Looking at the records below, please say how many lines contain the word "icon", as a bare number.

BEGIN Data extracts

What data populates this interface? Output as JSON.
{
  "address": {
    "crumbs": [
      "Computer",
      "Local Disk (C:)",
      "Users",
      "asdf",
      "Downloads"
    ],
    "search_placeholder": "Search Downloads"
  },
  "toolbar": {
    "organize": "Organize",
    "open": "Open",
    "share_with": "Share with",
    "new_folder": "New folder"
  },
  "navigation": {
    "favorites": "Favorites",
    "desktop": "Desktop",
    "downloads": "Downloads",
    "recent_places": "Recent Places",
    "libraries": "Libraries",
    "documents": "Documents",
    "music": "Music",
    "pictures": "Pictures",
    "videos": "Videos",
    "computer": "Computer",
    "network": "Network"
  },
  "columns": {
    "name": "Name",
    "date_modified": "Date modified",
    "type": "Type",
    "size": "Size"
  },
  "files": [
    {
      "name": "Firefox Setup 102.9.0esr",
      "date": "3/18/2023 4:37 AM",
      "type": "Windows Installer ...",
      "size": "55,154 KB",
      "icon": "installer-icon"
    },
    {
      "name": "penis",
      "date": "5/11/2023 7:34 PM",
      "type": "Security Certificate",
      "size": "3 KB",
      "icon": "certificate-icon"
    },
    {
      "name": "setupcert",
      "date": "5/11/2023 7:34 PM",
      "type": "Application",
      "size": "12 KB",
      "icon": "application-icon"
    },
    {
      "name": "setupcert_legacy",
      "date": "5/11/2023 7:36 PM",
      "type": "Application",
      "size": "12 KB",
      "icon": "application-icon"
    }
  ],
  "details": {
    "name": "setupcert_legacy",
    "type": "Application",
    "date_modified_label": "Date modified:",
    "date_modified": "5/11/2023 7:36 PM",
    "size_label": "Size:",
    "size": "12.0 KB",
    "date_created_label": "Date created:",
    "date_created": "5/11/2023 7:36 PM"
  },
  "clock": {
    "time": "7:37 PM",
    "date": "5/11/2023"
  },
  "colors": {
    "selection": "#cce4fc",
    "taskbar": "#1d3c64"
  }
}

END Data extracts

Written response
4